'Today's creative professionals are savvy and understand markets and needn't await the planner's brief. The creative guy is becoming a good planner. Both these functions are getting blurred, and the planner's job is seen as invasive,' believes Pops. 'If the planner tries to get too involved with the creative process he will end up making boring ads. A good insight is not a good creative.'
Khazanchi agrees that good creative people tend to be instinctive planners but sees no harm in this partnership. 'With a planner partnering the creative process, the creative guy's instinct has become more 'correct' as the planner validates his gut level hunches and gives the campaign a solid foundation,' he explains. Though, similar issues had come up when the art-copy partnership first emerged.
What's the future?
Dharen Chadha came into planning from a marketing background. He was a 'client' before he hopped over to work in planning under Sattar Khan. Chadha worked at Voltas in the early '80s. As a marketer, he spent most of his time in the FMCG space. After joining planning under Khan at HTA, Chadha stayed there for 10 years across Bengaluru, Mumbai and Kolkata branches. Later he moved to JWT Hong Kong for two years, before stepping into an APAC role. Post APAC, Chadha was named global planning director at JWT. He came back to India in 1997 and started his own brand strategy consultancy firm, Momentum Consulting. It ran for 10 years. Three years ago, he folded it up at the age of 50.

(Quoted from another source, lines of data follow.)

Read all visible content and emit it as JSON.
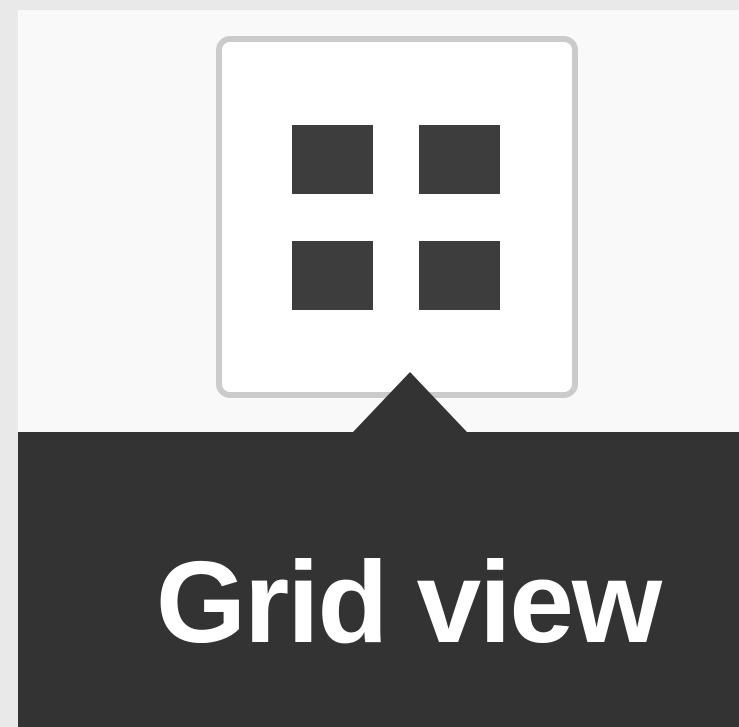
{
  "toolbar": {
    "grid_view_button": {
      "icon": "grid-icon"
    }
  },
  "tooltip": {
    "label": "Grid view"
  },
  "colors": {
    "tooltip_background": "#333333",
    "tooltip_text": "#ffffff",
    "icon": "#3d3d3d",
    "button_border": "#cbcbcb",
    "panel_background": "#f9f9f9"
  }
}
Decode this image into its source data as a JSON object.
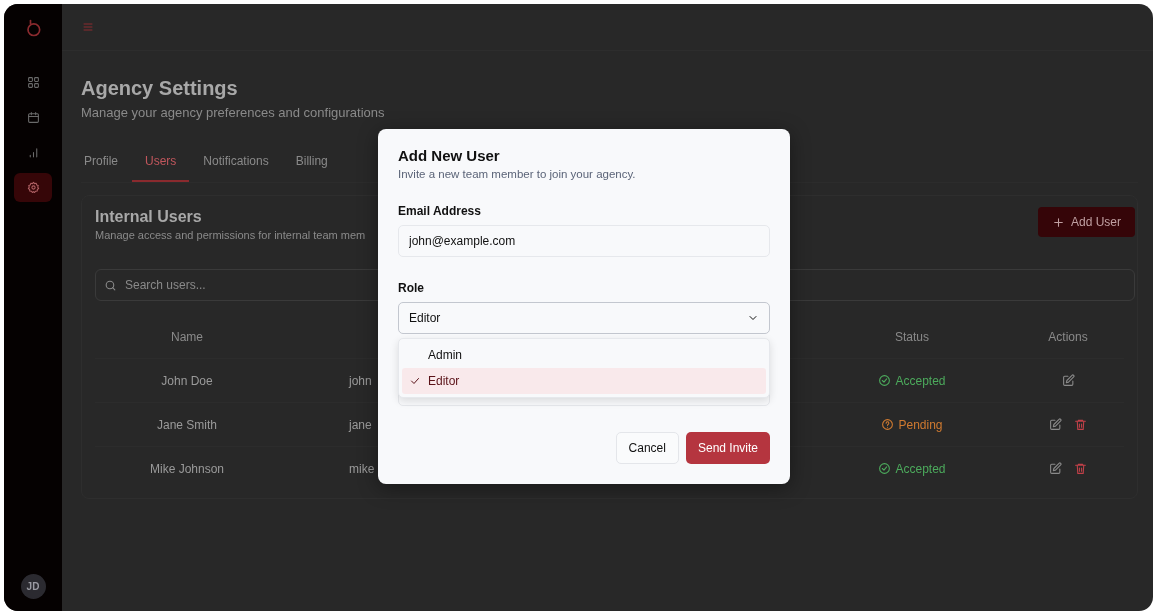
{
  "sidebar": {
    "nav_items": [
      {
        "selected": false
      },
      {
        "selected": false
      },
      {
        "selected": false
      },
      {
        "selected": true
      }
    ],
    "avatar": "JD"
  },
  "page": {
    "title": "Agency Settings",
    "subtitle": "Manage your agency preferences and configurations"
  },
  "tabs": [
    {
      "label": "Profile",
      "selected": false
    },
    {
      "label": "Users",
      "selected": true
    },
    {
      "label": "Notifications",
      "selected": false
    },
    {
      "label": "Billing",
      "selected": false
    }
  ],
  "card": {
    "title": "Internal Users",
    "subtitle": "Manage access and permissions for internal team mem",
    "add_button": "Add User",
    "search": {
      "placeholder": "Search users..."
    }
  },
  "table": {
    "columns": [
      "Name",
      "Status",
      "Actions"
    ],
    "rows": [
      {
        "name": "John Doe",
        "column_2": "john",
        "status": {
          "kind": "accepted",
          "label": "Accepted"
        },
        "can_delete": false
      },
      {
        "name": "Jane Smith",
        "column_2": "jane",
        "status": {
          "kind": "pending",
          "label": "Pending"
        },
        "can_delete": true
      },
      {
        "name": "Mike Johnson",
        "column_2": "mike",
        "status": {
          "kind": "accepted",
          "label": "Accepted"
        },
        "can_delete": true
      }
    ]
  },
  "modal": {
    "title": "Add New User",
    "subtitle": "Invite a new team member to join your agency.",
    "email": {
      "label": "Email Address",
      "value": "john@example.com"
    },
    "role": {
      "label": "Role",
      "value": "Editor",
      "expanded": true,
      "options": [
        {
          "label": "Admin",
          "selected": false
        },
        {
          "label": "Editor",
          "selected": true
        }
      ]
    },
    "buttons": [
      {
        "kind": "secondary",
        "label": "Cancel"
      },
      {
        "kind": "primary",
        "label": "Send Invite"
      }
    ]
  }
}
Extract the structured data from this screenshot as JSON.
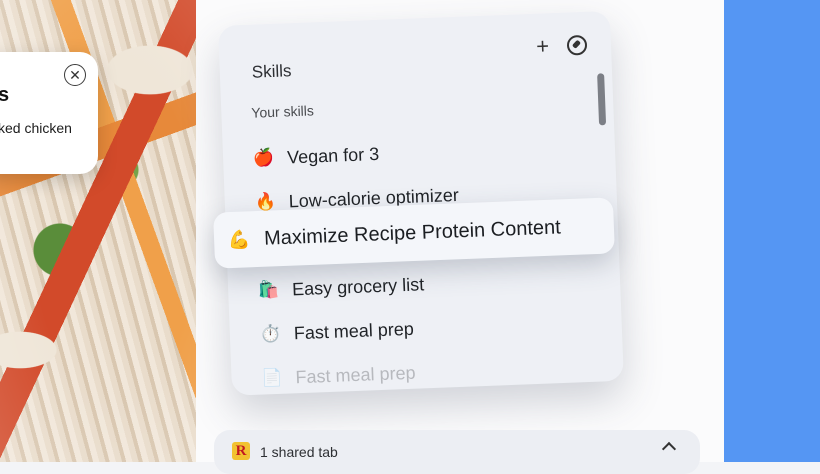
{
  "floating_card": {
    "title_fragment": "s",
    "text_fragment": "ked chicken"
  },
  "skills_popup": {
    "title": "Skills",
    "section_label": "Your skills",
    "items": [
      {
        "icon": "🍎",
        "label": "Vegan for 3"
      },
      {
        "icon": "🔥",
        "label": "Low-calorie optimizer"
      },
      {
        "icon": "💪",
        "label": "Maximize Recipe Protein Content"
      },
      {
        "icon": "🛍️",
        "label": "Easy grocery list"
      },
      {
        "icon": "⏱️",
        "label": "Fast meal prep"
      },
      {
        "icon": "📄",
        "label": "Fast meal prep"
      }
    ],
    "add_icon": "+",
    "compass_icon": "compass-icon"
  },
  "shared_tabs": {
    "badge": "R",
    "label": "1 shared tab"
  },
  "colors": {
    "accent_blue": "#5596f3",
    "badge_yellow": "#f2c230",
    "badge_red": "#c2191f"
  }
}
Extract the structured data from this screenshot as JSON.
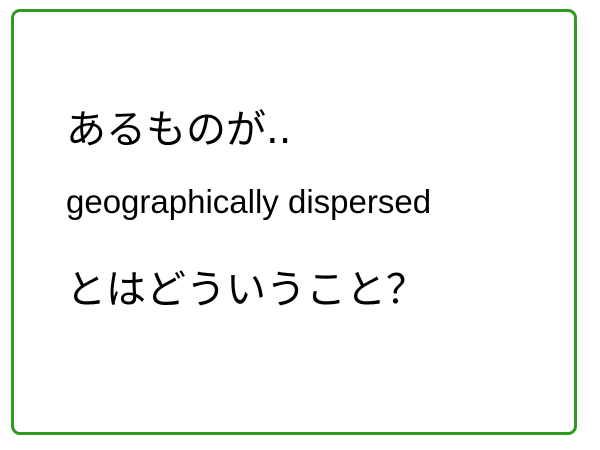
{
  "card": {
    "line1": "あるものが..",
    "line2": "geographically dispersed",
    "line3": "とはどういうこと？"
  },
  "colors": {
    "border": "#2e9a1e",
    "text": "#000000",
    "background": "#ffffff"
  }
}
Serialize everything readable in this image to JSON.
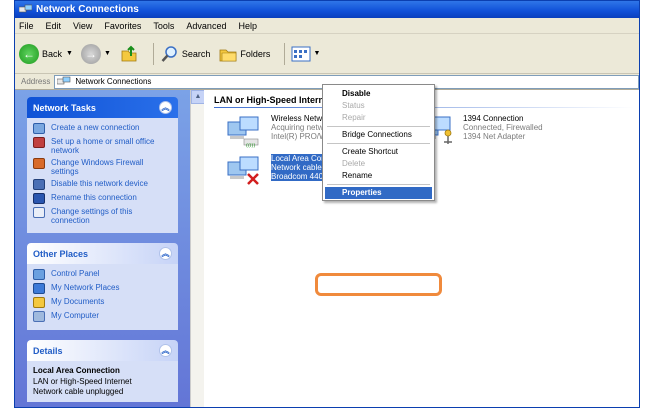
{
  "window": {
    "title": "Network Connections"
  },
  "menu": [
    "File",
    "Edit",
    "View",
    "Favorites",
    "Tools",
    "Advanced",
    "Help"
  ],
  "toolbar": {
    "back": "Back",
    "search": "Search",
    "folders": "Folders"
  },
  "address": {
    "label": "Address",
    "value": "Network Connections"
  },
  "left": {
    "network_tasks": {
      "title": "Network Tasks",
      "items": [
        "Create a new connection",
        "Set up a home or small office network",
        "Change Windows Firewall settings",
        "Disable this network device",
        "Rename this connection",
        "Change settings of this connection"
      ]
    },
    "other_places": {
      "title": "Other Places",
      "items": [
        "Control Panel",
        "My Network Places",
        "My Documents",
        "My Computer"
      ]
    },
    "details": {
      "title": "Details",
      "name": "Local Area Connection",
      "type": "LAN or High-Speed Internet",
      "status": "Network cable unplugged"
    }
  },
  "content": {
    "group_title": "LAN or High-Speed Internet",
    "connections": [
      {
        "name": "Wireless Network Connection",
        "status": "Acquiring network address, Fir...",
        "device": "Intel(R) PRO/Wireless 3945AB..."
      },
      {
        "name": "1394 Connection",
        "status": "Connected, Firewalled",
        "device": "1394 Net Adapter"
      },
      {
        "name": "Local Area Connection",
        "status": "Network cable unplugged, Fire...",
        "device": "Broadcom 440..."
      }
    ]
  },
  "context_menu": {
    "items": [
      "Disable",
      "Status",
      "Repair",
      "Bridge Connections",
      "Create Shortcut",
      "Delete",
      "Rename",
      "Properties"
    ]
  },
  "colors": {
    "selection": "#316ac5",
    "callout": "#f08a3c",
    "taskpane": "#6375d6"
  }
}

Desai poses potential scenarios:
One: The planner will move upstream into managing the brand, that is, he will be responsible for brand valuations and take ownership for the brand in its entirety. This will happen when agencies themselves start investing in brand creation. The planner, then, will move into a business-building role along with the agency.
Two: In this scenario the planner will evolve into a creator and shed his garb of an intermediary. With the virtual world expanding, the notion of converting ideas into reality will no longer need an interpreter in the form of a creative person. The planner can easily be the final creator and executor of an idea.
Sattar Khan, India's first formal planner, has a word of caution, 'In many agencies, the planner has become a 'salesman' for the creative output, especially in new business pitches. What ends up happening is that the planner starts providing a rationale for why the creative logic is right. And, this is not what the intention of planning was.'
It's true that the creative-planner duo works as a team and as this partnership solidifies we may also see them seeking jobs as partners, just as art-copy partners do.
(Based on additional interviews with Ajai Jhala, Anand Halve, Jitender Dabas, Madhukar Sabnavis, Pradeep Shrivastava, Saji Abraham, Rohit Srivastava, Sandip Mahapatra and Suman Srivastava.)